* Directions
Reproduce every record exactly as given.

* Input records
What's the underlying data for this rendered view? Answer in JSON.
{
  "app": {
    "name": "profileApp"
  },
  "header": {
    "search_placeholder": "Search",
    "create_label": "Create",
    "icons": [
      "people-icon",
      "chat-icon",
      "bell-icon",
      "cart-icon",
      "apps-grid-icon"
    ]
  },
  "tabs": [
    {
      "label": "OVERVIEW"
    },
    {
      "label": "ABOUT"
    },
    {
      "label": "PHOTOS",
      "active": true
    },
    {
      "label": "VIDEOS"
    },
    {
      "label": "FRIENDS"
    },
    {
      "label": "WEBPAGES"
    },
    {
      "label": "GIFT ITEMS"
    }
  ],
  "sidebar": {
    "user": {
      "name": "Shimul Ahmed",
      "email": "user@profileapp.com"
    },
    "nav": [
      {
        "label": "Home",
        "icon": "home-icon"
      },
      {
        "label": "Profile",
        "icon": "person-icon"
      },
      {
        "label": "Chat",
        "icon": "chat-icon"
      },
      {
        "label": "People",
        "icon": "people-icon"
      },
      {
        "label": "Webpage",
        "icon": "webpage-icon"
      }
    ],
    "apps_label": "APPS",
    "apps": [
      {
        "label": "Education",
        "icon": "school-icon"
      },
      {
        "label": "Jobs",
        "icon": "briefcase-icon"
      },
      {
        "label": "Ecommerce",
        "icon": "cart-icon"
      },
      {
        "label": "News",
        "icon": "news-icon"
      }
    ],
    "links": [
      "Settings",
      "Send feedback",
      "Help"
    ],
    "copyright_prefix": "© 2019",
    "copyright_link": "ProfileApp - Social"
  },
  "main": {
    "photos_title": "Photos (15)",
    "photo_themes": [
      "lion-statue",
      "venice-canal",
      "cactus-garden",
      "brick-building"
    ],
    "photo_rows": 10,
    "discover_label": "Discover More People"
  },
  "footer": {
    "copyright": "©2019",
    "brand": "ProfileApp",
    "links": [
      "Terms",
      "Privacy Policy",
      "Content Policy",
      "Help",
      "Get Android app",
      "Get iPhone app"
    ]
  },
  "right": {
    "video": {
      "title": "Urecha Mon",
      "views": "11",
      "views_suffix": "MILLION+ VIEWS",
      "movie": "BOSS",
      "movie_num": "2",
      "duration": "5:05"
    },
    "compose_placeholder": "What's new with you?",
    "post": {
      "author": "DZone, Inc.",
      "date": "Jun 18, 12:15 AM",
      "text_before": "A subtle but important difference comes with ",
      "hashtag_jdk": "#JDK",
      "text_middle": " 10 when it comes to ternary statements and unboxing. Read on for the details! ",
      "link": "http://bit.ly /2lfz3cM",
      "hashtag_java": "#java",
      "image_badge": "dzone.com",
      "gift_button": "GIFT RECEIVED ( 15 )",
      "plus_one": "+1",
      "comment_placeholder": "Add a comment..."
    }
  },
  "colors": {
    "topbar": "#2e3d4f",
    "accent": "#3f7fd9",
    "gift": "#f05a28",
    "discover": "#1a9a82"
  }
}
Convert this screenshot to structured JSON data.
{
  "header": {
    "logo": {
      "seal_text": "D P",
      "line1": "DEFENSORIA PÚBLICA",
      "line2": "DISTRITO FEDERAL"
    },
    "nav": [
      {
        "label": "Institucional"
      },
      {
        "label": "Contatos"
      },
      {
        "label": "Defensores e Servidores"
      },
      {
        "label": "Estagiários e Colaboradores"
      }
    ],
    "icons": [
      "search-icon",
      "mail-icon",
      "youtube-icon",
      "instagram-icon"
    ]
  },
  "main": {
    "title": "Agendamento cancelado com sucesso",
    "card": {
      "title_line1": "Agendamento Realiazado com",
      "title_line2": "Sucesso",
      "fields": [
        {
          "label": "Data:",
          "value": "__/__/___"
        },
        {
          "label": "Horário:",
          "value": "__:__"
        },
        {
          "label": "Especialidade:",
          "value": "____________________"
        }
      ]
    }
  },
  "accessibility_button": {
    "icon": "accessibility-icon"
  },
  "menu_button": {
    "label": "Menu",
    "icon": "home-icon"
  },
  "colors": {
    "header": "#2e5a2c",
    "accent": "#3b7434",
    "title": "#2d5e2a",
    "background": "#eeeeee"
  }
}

* Solution for this exercise
What's the underlying data for this rendered view? Answer in JSON.
{
  "app": {
    "name": "profileApp"
  },
  "header": {
    "search_placeholder": "Search",
    "create_label": "Create",
    "icons": [
      "people-icon",
      "chat-icon",
      "bell-icon",
      "cart-icon",
      "apps-grid-icon"
    ]
  },
  "tabs": [
    {
      "label": "OVERVIEW"
    },
    {
      "label": "ABOUT"
    },
    {
      "label": "PHOTOS",
      "active": true
    },
    {
      "label": "VIDEOS"
    },
    {
      "label": "FRIENDS"
    },
    {
      "label": "WEBPAGES"
    },
    {
      "label": "GIFT ITEMS"
    }
  ],
  "sidebar": {
    "user": {
      "name": "Shimul Ahmed",
      "email": "user@profileapp.com"
    },
    "nav": [
      {
        "label": "Home",
        "icon": "home-icon"
      },
      {
        "label": "Profile",
        "icon": "person-icon"
      },
      {
        "label": "Chat",
        "icon": "chat-icon"
      },
      {
        "label": "People",
        "icon": "people-icon"
      },
      {
        "label": "Webpage",
        "icon": "webpage-icon"
      }
    ],
    "apps_label": "APPS",
    "apps": [
      {
        "label": "Education",
        "icon": "school-icon"
      },
      {
        "label": "Jobs",
        "icon": "briefcase-icon"
      },
      {
        "label": "Ecommerce",
        "icon": "cart-icon"
      },
      {
        "label": "News",
        "icon": "news-icon"
      }
    ],
    "links": [
      "Settings",
      "Send feedback",
      "Help"
    ],
    "copyright_prefix": "© 2019",
    "copyright_link": "ProfileApp - Social"
  },
  "main": {
    "photos_title": "Photos (15)",
    "photo_themes": [
      "lion-statue",
      "venice-canal",
      "cactus-garden",
      "brick-building"
    ],
    "photo_rows": 10,
    "discover_label": "Discover More People"
  },
  "footer": {
    "copyright": "©2019",
    "brand": "ProfileApp",
    "links": [
      "Terms",
      "Privacy Policy",
      "Content Policy",
      "Help",
      "Get Android app",
      "Get iPhone app"
    ]
  },
  "right": {
    "video": {
      "title": "Urecha Mon",
      "views": "11",
      "views_suffix": "MILLION+ VIEWS",
      "movie": "BOSS",
      "movie_num": "2",
      "duration": "5:05"
    },
    "compose_placeholder": "What's new with you?",
    "post": {
      "author": "DZone, Inc.",
      "date": "Jun 18, 12:15 AM",
      "text_before": "A subtle but important difference comes with ",
      "hashtag_jdk": "#JDK",
      "text_middle": " 10 when it comes to ternary statements and unboxing. Read on for the details! ",
      "link": "http://bit.ly /2lfz3cM",
      "hashtag_java": "#java",
      "image_badge": "dzone.com",
      "gift_button": "GIFT RECEIVED ( 15 )",
      "plus_one": "+1",
      "comment_placeholder": "Add a comment..."
    }
  },
  "colors": {
    "topbar": "#2e3d4f",
    "accent": "#3f7fd9",
    "gift": "#f05a28",
    "discover": "#1a9a82"
  }
}
Convert this screenshot to structured JSON data.
{
  "header": {
    "logo": {
      "seal_text": "D P",
      "line1": "DEFENSORIA PÚBLICA",
      "line2": "DISTRITO FEDERAL"
    },
    "nav": [
      {
        "label": "Institucional"
      },
      {
        "label": "Contatos"
      },
      {
        "label": "Defensores e Servidores"
      },
      {
        "label": "Estagiários e Colaboradores"
      }
    ],
    "icons": [
      "search-icon",
      "mail-icon",
      "youtube-icon",
      "instagram-icon"
    ]
  },
  "main": {
    "title": "Agendamento cancelado com sucesso",
    "card": {
      "title_line1": "Agendamento Realiazado com",
      "title_line2": "Sucesso",
      "fields": [
        {
          "label": "Data:",
          "value": "__/__/___"
        },
        {
          "label": "Horário:",
          "value": "__:__"
        },
        {
          "label": "Especialidade:",
          "value": "____________________"
        }
      ]
    }
  },
  "accessibility_button": {
    "icon": "accessibility-icon"
  },
  "menu_button": {
    "label": "Menu",
    "icon": "home-icon"
  },
  "colors": {
    "header": "#2e5a2c",
    "accent": "#3b7434",
    "title": "#2d5e2a",
    "background": "#eeeeee"
  }
}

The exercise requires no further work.